In any case, for Corinthians of the Roman Imperial period, Melikertes is the hero in whose honor the Isthmian games were held, and the pine tree alludes to the crowns of feuilles de pin (see the libretto of Offenbach's La Belle Helène, which shows that Halévy remembered the authors he had read in school, probably Plutarch (Symposiacs, Book V, Question III, which is more fun to read than most of Plutarch's Lives), though the sources as a whole are uncertain whether Isthmia had pine crowns first (as Oscar Broneer argued) or celery, which Nemea certainly had later.  To me the coin makes plain that the Corinthians believed that the dolphin delivered Melikertes (dead or alive) at the Isthmus and laid him at the foot of the Pine Tree.

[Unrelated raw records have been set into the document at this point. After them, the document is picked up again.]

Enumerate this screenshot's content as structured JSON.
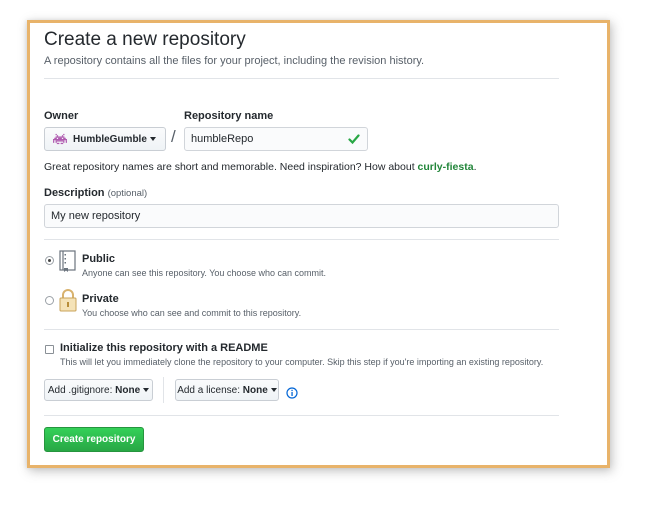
{
  "header": {
    "title": "Create a new repository",
    "subtitle": "A repository contains all the files for your project, including the revision history."
  },
  "owner": {
    "label": "Owner",
    "value": "HumbleGumble",
    "avatar_icon": "space-invader-icon"
  },
  "repo_name": {
    "label": "Repository name",
    "value": "humbleRepo",
    "separator": "/",
    "valid_icon": "checkmark-icon"
  },
  "hint": {
    "text": "Great repository names are short and memorable. Need inspiration? How about ",
    "suggestion": "curly-fiesta",
    "end": "."
  },
  "description": {
    "label": "Description",
    "optional": "(optional)",
    "value": "My new repository"
  },
  "visibility": {
    "public": {
      "label": "Public",
      "desc": "Anyone can see this repository. You choose who can commit.",
      "selected": true,
      "icon": "repo-book-icon"
    },
    "private": {
      "label": "Private",
      "desc": "You choose who can see and commit to this repository.",
      "selected": false,
      "icon": "lock-icon"
    }
  },
  "readme": {
    "label": "Initialize this repository with a README",
    "desc": "This will let you immediately clone the repository to your computer. Skip this step if you're importing an existing repository.",
    "checked": false
  },
  "gitignore": {
    "prefix": "Add .gitignore:",
    "value": "None"
  },
  "license": {
    "prefix": "Add a license:",
    "value": "None",
    "info_icon": "info-icon"
  },
  "submit": {
    "label": "Create repository"
  },
  "colors": {
    "accent_green": "#28a745",
    "frame_border": "#e8b36a",
    "suggestion": "#22863a",
    "info_blue": "#0366d6"
  }
}
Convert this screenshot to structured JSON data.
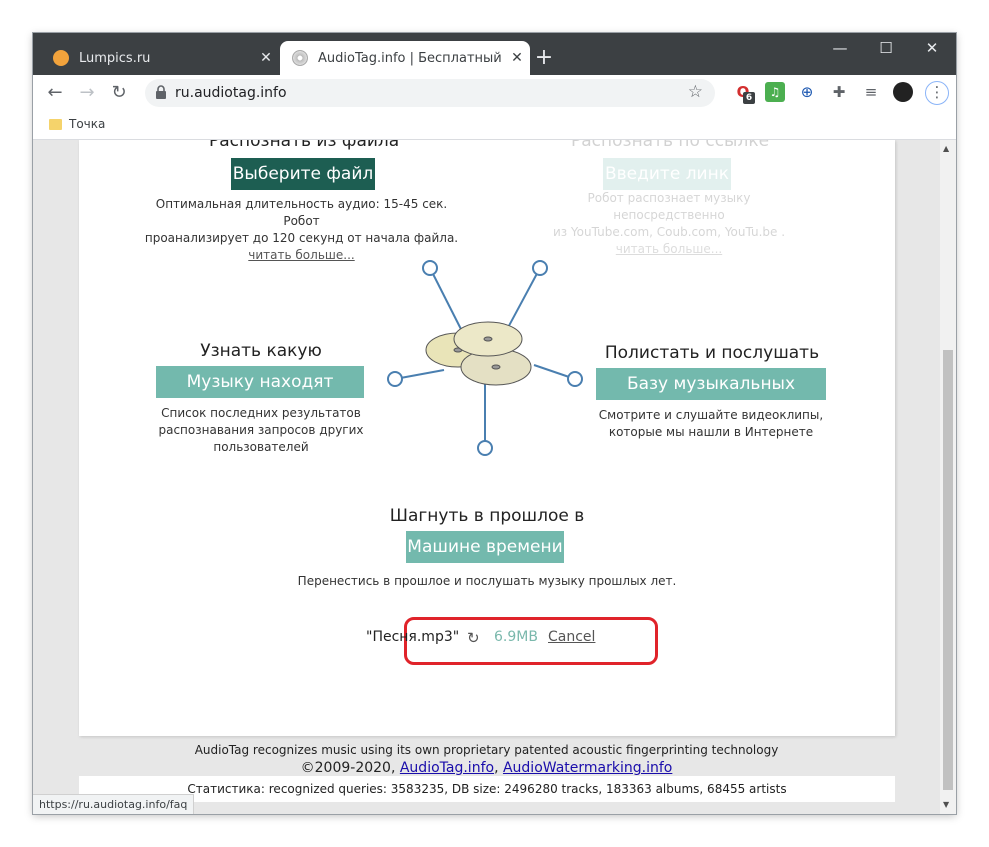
{
  "tabs": [
    {
      "label": "Lumpics.ru",
      "favicon_color": "#f2a33c",
      "active": false
    },
    {
      "label": "AudioTag.info | Бесплатный роб",
      "favicon_color": "#b8b8b8",
      "active": true
    }
  ],
  "window_controls": {
    "minimize": "—",
    "maximize": "☐",
    "close": "✕"
  },
  "toolbar": {
    "url": "ru.audiotag.info",
    "extension_badge": "6",
    "extensions": [
      "opera-extension-icon",
      "music-extension-icon",
      "globe-extension-icon",
      "puzzle-icon",
      "media-control-icon",
      "profile-avatar"
    ]
  },
  "bookmarks": [
    {
      "label": "Точка"
    }
  ],
  "sections": {
    "from_file": {
      "heading": "Распознать из файла",
      "button": "Выберите файл",
      "desc_line1": "Оптимальная длительность аудио: 15-45 сек. Робот",
      "desc_line2": "проанализирует до 120 секунд от начала файла.",
      "more": "читать больше..."
    },
    "from_link": {
      "heading": "Распознать по ссылке",
      "button": "Введите линк",
      "desc_line1": "Робот распознает музыку непосредственно",
      "desc_line2": "из YouTube.com, Coub.com, YouTu.be .",
      "more": "читать больше..."
    },
    "others": {
      "heading": "Узнать какую",
      "button": "Музыку находят другие",
      "desc_line1": "Список последних результатов",
      "desc_line2": "распознавания запросов других",
      "desc_line3": "пользователей"
    },
    "clips": {
      "heading": "Полистать и послушать",
      "button": "Базу музыкальных клипов",
      "desc_line1": "Смотрите и слушайте видеоклипы,",
      "desc_line2": "которые мы нашли в Интернете"
    },
    "time_machine": {
      "heading": "Шагнуть в прошлое в",
      "button": "Машине времени",
      "desc": "Перенестись в прошлое и послушать музыку прошлых лет."
    }
  },
  "upload": {
    "filename": "\"Песня.mp3\"",
    "size": "6.9MB",
    "cancel": "Cancel"
  },
  "footer": {
    "line1": "AudioTag recognizes music using its own proprietary patented acoustic fingerprinting technology",
    "copyright": "©2009-2020,",
    "link1": "AudioTag.info",
    "sep": ",",
    "link2": "AudioWatermarking.info",
    "stats": "Статистика: recognized queries: 3583235, DB size: 2496280 tracks, 183363 albums, 68455 artists"
  },
  "status_url": "https://ru.audiotag.info/faq",
  "colors": {
    "accent_dark": "#1d5e52",
    "accent_teal": "#73b9ad",
    "highlight": "#e0232a"
  }
}
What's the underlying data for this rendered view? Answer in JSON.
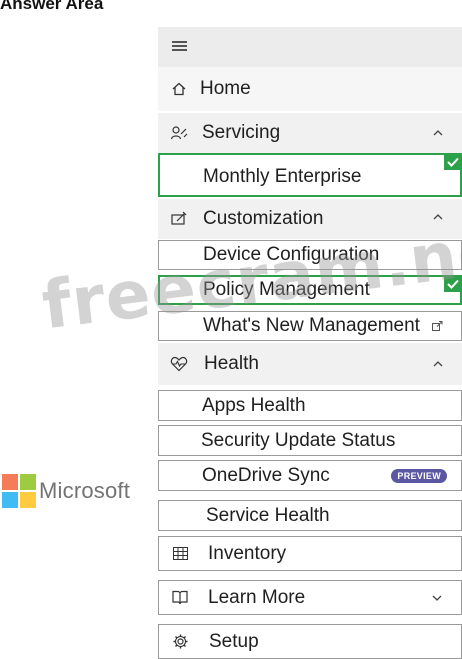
{
  "header": {
    "title": "Answer Area"
  },
  "brand": {
    "name": "Microsoft",
    "colors": [
      "#f25022",
      "#7fba00",
      "#00a4ef",
      "#ffb900"
    ]
  },
  "watermark": "freecram.net",
  "accent": {
    "selected": "#2da14a",
    "badge": "#5c57a3"
  },
  "nav": {
    "menu_icon": "hamburger-icon",
    "home": {
      "label": "Home",
      "icon": "home-icon"
    },
    "servicing": {
      "label": "Servicing",
      "icon": "servicing-icon",
      "expanded": true,
      "items": [
        {
          "label": "Monthly Enterprise",
          "selected": true
        }
      ]
    },
    "customization": {
      "label": "Customization",
      "icon": "customization-icon",
      "expanded": true,
      "items": [
        {
          "label": "Device Configuration",
          "selected": false
        },
        {
          "label": "Policy Management",
          "selected": true
        },
        {
          "label": "What's New Management",
          "selected": false,
          "icon": "external-link-icon"
        }
      ]
    },
    "health": {
      "label": "Health",
      "icon": "health-icon",
      "expanded": true,
      "items": [
        {
          "label": "Apps Health"
        },
        {
          "label": "Security Update Status"
        },
        {
          "label": "OneDrive Sync",
          "badge": "PREVIEW"
        },
        {
          "label": "Service Health"
        }
      ]
    },
    "inventory": {
      "label": "Inventory",
      "icon": "inventory-icon"
    },
    "learn_more": {
      "label": "Learn More",
      "icon": "book-icon",
      "expanded": false
    },
    "setup": {
      "label": "Setup",
      "icon": "gear-icon"
    }
  }
}
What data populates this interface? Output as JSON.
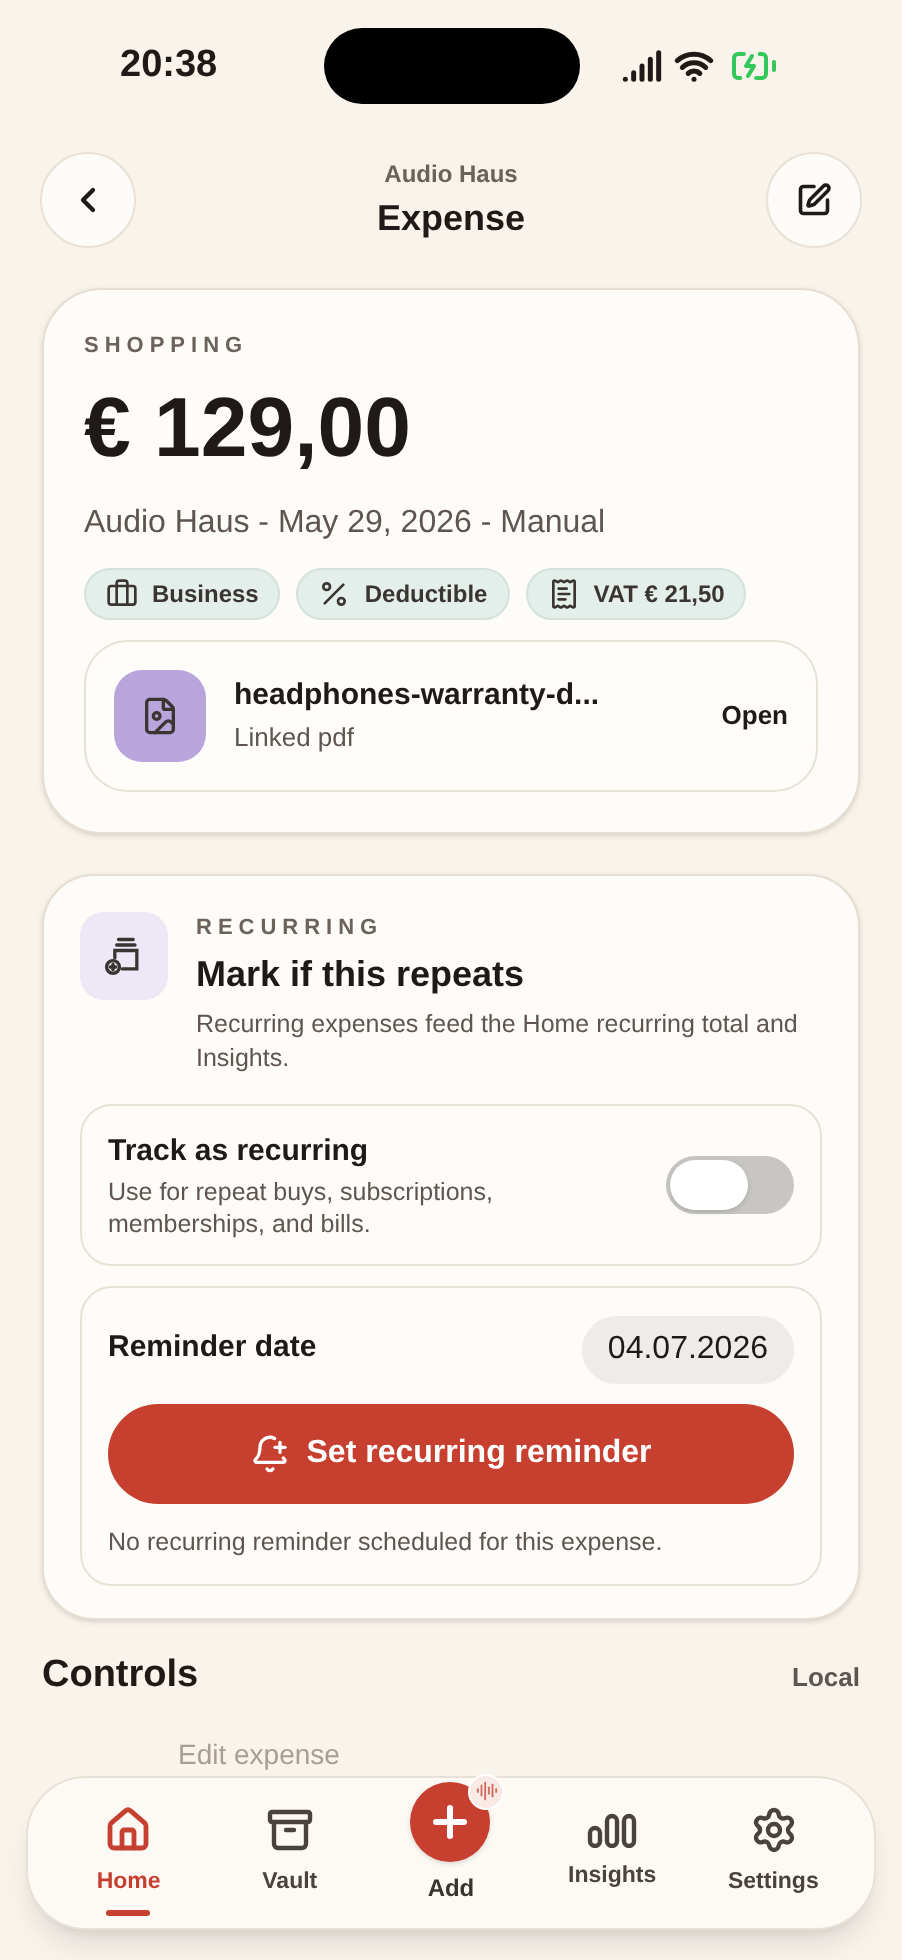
{
  "status_bar": {
    "time": "20:38"
  },
  "header": {
    "subtitle": "Audio Haus",
    "title": "Expense"
  },
  "expense": {
    "category": "SHOPPING",
    "amount": "€ 129,00",
    "meta": "Audio Haus - May 29, 2026 - Manual",
    "tags": [
      {
        "kind": "briefcase",
        "label": "Business"
      },
      {
        "kind": "percent",
        "label": "Deductible"
      },
      {
        "kind": "receipt",
        "label": "VAT € 21,50"
      }
    ],
    "attachment": {
      "name": "headphones-warranty-d...",
      "type": "Linked pdf",
      "action": "Open"
    }
  },
  "recurring": {
    "eyebrow": "RECURRING",
    "title": "Mark if this repeats",
    "description": "Recurring expenses feed the Home recurring total and Insights.",
    "toggle": {
      "label": "Track as recurring",
      "hint": "Use for repeat buys, subscriptions, memberships, and bills.",
      "on": false
    },
    "reminder": {
      "label": "Reminder date",
      "date": "04.07.2026",
      "button": "Set recurring reminder",
      "note": "No recurring reminder scheduled for this expense."
    }
  },
  "controls": {
    "title": "Controls",
    "badge": "Local",
    "first_item": "Edit expense"
  },
  "tab_bar": [
    {
      "kind": "home",
      "label": "Home",
      "selected": true
    },
    {
      "kind": "vault",
      "label": "Vault",
      "selected": false
    },
    {
      "kind": "add",
      "label": "Add",
      "selected": false
    },
    {
      "kind": "insights",
      "label": "Insights",
      "selected": false
    },
    {
      "kind": "settings",
      "label": "Settings",
      "selected": false
    }
  ]
}
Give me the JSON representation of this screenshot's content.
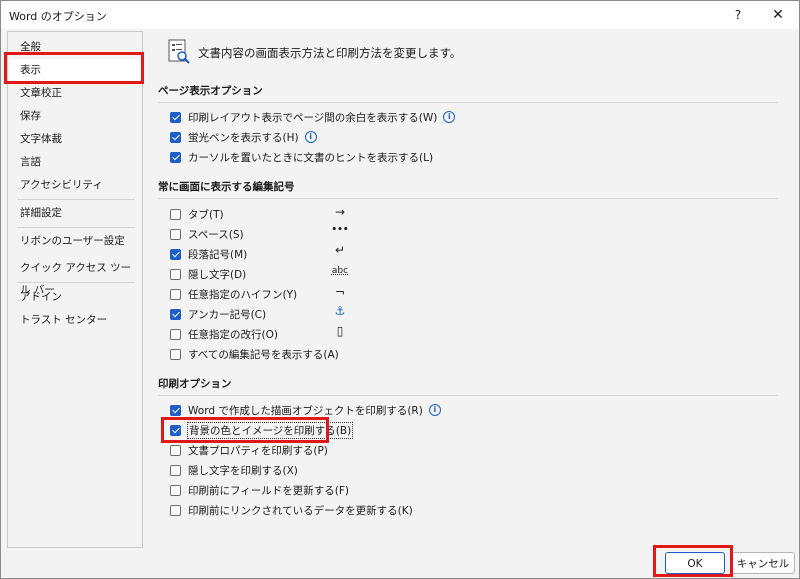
{
  "window": {
    "title": "Word のオプション",
    "help_label": "?",
    "close_label": "✕"
  },
  "sidebar": {
    "items": [
      {
        "label": "全般"
      },
      {
        "label": "表示"
      },
      {
        "label": "文章校正"
      },
      {
        "label": "保存"
      },
      {
        "label": "文字体裁"
      },
      {
        "label": "言語"
      },
      {
        "label": "アクセシビリティ"
      },
      {
        "label": "詳細設定"
      },
      {
        "label": "リボンのユーザー設定"
      },
      {
        "label": "クイック アクセス ツール バー"
      },
      {
        "label": "アドイン"
      },
      {
        "label": "トラスト センター"
      }
    ],
    "selected": "表示"
  },
  "main": {
    "header": "文書内容の画面表示方法と印刷方法を変更します。",
    "page_display": {
      "title": "ページ表示オプション",
      "options": [
        {
          "label": "印刷レイアウト表示でページ間の余白を表示する(W)",
          "checked": true
        },
        {
          "label": "蛍光ペンを表示する(H)",
          "checked": true
        },
        {
          "label": "カーソルを置いたときに文書のヒントを表示する(L)",
          "checked": true
        }
      ]
    },
    "format_marks": {
      "title": "常に画面に表示する編集記号",
      "options": [
        {
          "label": "タブ(T)",
          "checked": false,
          "symbol": "→"
        },
        {
          "label": "スペース(S)",
          "checked": false,
          "symbol": "•••"
        },
        {
          "label": "段落記号(M)",
          "checked": true,
          "symbol": "↵"
        },
        {
          "label": "隠し文字(D)",
          "checked": false,
          "symbol": "abc"
        },
        {
          "label": "任意指定のハイフン(Y)",
          "checked": false,
          "symbol": "¬"
        },
        {
          "label": "アンカー記号(C)",
          "checked": true,
          "symbol": "⚓"
        },
        {
          "label": "任意指定の改行(O)",
          "checked": false,
          "symbol": "▯"
        },
        {
          "label": "すべての編集記号を表示する(A)",
          "checked": false
        }
      ]
    },
    "print": {
      "title": "印刷オプション",
      "options": [
        {
          "label": "Word で作成した描画オブジェクトを印刷する(R)",
          "checked": true
        },
        {
          "label": "背景の色とイメージを印刷する(B)",
          "checked": true
        },
        {
          "label": "文書プロパティを印刷する(P)",
          "checked": false
        },
        {
          "label": "隠し文字を印刷する(X)",
          "checked": false
        },
        {
          "label": "印刷前にフィールドを更新する(F)",
          "checked": false
        },
        {
          "label": "印刷前にリンクされているデータを更新する(K)",
          "checked": false
        }
      ]
    }
  },
  "buttons": {
    "ok": "OK",
    "cancel": "キャンセル"
  },
  "colors": {
    "accent": "#1d5ec9",
    "highlight": "#e01818"
  }
}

If you can't read any German, I recommend going to H. J. Rose, Handbook of Greek Mythology, 4th ed., 1950, though it is so superior to any of the others that even its PB editions, even its Kindle (!), is expensive after all these years.  You can even safely use Wikipedia; just not what is other than Wikipedia itself.  If, however, you desire to read Robert Graves, I'd recommend reading his fiction as such; he was a wonderful storyteller, but his two-volume Greek Myths (an old Pelican PB) is much worse than useless as a work of reference.  The University of Chicago references that Hoeft supplies, too, are excellent, of course, since Isthmia is their excavation and a good one.  And you can find H. J. Rose in almost any library, also, perhaps, in used-book stores. Or just take what the coin says implicitly: it is ancient, it is Corinth, it shows the dolphin version of the Melikertes story, and it shows the pine tree, too.  Everyone knew about the differing crowns of the Greek games.  St. Paul mentions them in 1 Corinthians 9: 25, but he is not interested in what they were made of or what they looked like; he cites them for their perishability.